Requirement: Every line of the material that mentions the word "subtitle" should be copied out.

----- Provided entries

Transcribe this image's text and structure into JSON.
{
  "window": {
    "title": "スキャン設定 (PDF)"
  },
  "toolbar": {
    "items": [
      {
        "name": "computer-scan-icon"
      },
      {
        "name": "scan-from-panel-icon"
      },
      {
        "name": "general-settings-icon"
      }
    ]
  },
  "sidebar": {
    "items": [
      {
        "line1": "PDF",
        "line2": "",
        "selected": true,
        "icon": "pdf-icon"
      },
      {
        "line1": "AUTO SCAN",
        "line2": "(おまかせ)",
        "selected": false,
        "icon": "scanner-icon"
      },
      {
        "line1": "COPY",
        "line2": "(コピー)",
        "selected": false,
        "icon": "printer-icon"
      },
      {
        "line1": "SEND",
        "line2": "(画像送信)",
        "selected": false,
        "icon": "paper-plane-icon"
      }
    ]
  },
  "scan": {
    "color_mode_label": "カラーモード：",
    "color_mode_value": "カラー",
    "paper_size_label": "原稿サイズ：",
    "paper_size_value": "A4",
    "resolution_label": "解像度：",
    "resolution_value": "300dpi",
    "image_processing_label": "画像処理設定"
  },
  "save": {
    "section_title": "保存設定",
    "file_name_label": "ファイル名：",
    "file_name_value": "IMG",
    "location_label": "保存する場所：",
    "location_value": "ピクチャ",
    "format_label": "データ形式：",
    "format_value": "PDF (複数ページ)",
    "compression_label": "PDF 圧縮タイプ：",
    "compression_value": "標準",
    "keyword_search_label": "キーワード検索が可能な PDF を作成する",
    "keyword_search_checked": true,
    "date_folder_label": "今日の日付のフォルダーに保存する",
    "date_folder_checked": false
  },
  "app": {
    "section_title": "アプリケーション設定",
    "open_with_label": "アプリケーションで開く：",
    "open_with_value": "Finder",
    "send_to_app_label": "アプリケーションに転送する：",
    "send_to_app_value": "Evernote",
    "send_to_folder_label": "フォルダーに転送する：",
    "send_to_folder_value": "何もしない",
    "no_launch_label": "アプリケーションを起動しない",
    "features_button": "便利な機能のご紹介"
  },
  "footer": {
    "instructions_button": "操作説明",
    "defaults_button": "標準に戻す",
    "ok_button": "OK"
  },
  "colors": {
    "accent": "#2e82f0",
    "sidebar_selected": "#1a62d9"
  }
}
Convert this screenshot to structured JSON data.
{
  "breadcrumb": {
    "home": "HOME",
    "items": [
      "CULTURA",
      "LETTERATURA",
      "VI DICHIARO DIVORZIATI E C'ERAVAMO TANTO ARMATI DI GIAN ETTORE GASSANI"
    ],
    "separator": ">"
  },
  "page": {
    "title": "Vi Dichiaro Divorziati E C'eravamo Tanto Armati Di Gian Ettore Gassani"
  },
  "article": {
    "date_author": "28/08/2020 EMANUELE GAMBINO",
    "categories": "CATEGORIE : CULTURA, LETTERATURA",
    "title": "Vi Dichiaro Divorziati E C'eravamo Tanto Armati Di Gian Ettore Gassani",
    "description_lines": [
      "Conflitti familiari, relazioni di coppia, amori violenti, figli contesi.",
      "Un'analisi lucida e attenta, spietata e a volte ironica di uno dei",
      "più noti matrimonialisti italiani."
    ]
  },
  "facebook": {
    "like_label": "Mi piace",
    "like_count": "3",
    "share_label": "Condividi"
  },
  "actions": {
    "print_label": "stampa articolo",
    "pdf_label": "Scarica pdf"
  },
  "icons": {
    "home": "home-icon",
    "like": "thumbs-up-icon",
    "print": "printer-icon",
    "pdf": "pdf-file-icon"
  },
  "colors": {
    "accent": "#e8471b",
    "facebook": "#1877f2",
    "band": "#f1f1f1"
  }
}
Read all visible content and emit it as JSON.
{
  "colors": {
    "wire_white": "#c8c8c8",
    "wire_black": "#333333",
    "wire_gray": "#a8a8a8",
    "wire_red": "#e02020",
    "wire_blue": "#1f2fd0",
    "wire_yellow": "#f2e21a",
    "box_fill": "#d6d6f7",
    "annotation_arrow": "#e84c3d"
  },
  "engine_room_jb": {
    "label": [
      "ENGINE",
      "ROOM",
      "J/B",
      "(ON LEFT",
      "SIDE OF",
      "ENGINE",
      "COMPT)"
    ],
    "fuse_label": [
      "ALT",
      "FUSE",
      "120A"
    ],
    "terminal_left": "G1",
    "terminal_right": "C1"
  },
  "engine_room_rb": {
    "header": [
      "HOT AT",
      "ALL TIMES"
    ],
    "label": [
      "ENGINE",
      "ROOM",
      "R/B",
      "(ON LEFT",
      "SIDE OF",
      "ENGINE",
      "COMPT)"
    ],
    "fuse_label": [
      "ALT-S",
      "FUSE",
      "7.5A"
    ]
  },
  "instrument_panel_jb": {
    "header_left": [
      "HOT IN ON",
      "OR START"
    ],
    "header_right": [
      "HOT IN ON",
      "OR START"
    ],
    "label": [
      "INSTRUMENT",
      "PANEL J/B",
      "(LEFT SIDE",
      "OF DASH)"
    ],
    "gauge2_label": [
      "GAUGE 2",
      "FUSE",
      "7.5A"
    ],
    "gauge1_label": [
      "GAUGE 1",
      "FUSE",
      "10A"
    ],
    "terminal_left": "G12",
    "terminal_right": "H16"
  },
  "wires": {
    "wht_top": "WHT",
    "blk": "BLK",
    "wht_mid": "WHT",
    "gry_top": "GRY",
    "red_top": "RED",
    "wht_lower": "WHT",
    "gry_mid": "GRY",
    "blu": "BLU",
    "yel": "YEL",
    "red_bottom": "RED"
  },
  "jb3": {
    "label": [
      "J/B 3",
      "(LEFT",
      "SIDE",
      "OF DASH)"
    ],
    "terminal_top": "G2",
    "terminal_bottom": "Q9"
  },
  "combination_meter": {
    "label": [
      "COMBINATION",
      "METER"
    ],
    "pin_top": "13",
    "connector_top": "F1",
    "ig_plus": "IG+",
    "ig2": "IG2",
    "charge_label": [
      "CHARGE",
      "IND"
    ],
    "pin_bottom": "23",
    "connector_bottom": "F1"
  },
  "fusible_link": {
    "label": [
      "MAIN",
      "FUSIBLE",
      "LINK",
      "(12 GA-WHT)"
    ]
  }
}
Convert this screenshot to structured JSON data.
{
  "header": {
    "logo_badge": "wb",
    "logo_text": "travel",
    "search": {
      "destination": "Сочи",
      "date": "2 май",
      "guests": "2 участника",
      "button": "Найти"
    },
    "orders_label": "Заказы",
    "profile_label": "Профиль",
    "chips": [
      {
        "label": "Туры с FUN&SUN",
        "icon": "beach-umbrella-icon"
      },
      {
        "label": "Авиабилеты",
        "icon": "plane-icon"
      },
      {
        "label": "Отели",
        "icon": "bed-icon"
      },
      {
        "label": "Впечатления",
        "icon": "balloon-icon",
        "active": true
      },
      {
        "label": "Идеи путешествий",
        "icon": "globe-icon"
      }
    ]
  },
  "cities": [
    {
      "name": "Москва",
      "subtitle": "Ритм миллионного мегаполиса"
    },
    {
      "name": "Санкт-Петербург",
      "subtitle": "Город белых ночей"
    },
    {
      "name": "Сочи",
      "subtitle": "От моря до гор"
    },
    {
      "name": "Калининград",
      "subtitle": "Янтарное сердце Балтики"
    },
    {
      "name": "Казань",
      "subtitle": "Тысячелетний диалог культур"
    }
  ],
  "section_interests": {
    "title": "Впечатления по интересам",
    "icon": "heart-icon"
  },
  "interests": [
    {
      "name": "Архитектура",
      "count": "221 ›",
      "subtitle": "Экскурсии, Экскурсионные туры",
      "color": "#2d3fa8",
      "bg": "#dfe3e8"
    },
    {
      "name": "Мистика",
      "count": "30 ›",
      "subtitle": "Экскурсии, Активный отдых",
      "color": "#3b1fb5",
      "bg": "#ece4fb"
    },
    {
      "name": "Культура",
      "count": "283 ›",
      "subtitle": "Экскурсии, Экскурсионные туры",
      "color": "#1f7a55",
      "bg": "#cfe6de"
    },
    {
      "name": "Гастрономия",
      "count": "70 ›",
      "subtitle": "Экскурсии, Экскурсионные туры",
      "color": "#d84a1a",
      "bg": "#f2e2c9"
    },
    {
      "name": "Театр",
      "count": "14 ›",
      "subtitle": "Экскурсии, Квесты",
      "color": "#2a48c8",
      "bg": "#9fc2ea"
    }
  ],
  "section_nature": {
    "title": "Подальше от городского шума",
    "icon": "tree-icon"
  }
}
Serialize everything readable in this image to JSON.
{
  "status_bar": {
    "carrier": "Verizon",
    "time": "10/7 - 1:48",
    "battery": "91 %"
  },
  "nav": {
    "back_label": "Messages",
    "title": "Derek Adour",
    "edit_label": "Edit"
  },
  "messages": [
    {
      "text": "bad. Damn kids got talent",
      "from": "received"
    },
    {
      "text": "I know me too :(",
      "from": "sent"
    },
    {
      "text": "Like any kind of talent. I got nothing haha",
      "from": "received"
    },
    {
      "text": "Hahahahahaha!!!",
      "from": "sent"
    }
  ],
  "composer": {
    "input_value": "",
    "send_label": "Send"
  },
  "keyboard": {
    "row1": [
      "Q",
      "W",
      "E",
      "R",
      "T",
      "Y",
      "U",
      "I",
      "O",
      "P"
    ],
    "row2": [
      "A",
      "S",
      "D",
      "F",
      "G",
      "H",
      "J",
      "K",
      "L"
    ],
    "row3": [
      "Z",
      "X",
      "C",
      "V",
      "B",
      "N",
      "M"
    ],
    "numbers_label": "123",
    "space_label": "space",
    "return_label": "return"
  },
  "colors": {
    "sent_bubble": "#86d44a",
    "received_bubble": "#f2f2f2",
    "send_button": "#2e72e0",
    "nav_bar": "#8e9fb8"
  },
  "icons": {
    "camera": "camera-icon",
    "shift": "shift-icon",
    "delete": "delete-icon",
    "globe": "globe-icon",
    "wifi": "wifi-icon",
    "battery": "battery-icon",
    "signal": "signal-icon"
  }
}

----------

Finished task:
      "subtitle": "Ритм миллионного мегаполиса"
      "subtitle": "Город белых ночей"
      "subtitle": "От моря до гор"
      "subtitle": "Янтарное сердце Балтики"
      "subtitle": "Тысячелетний диалог культур"
      "subtitle": "Экскурсии, Экскурсионные туры",
      "subtitle": "Экскурсии, Активный отдых",
      "subtitle": "Экскурсии, Экскурсионные туры",
      "subtitle": "Экскурсии, Экскурсионные туры",
      "subtitle": "Экскурсии, Квесты",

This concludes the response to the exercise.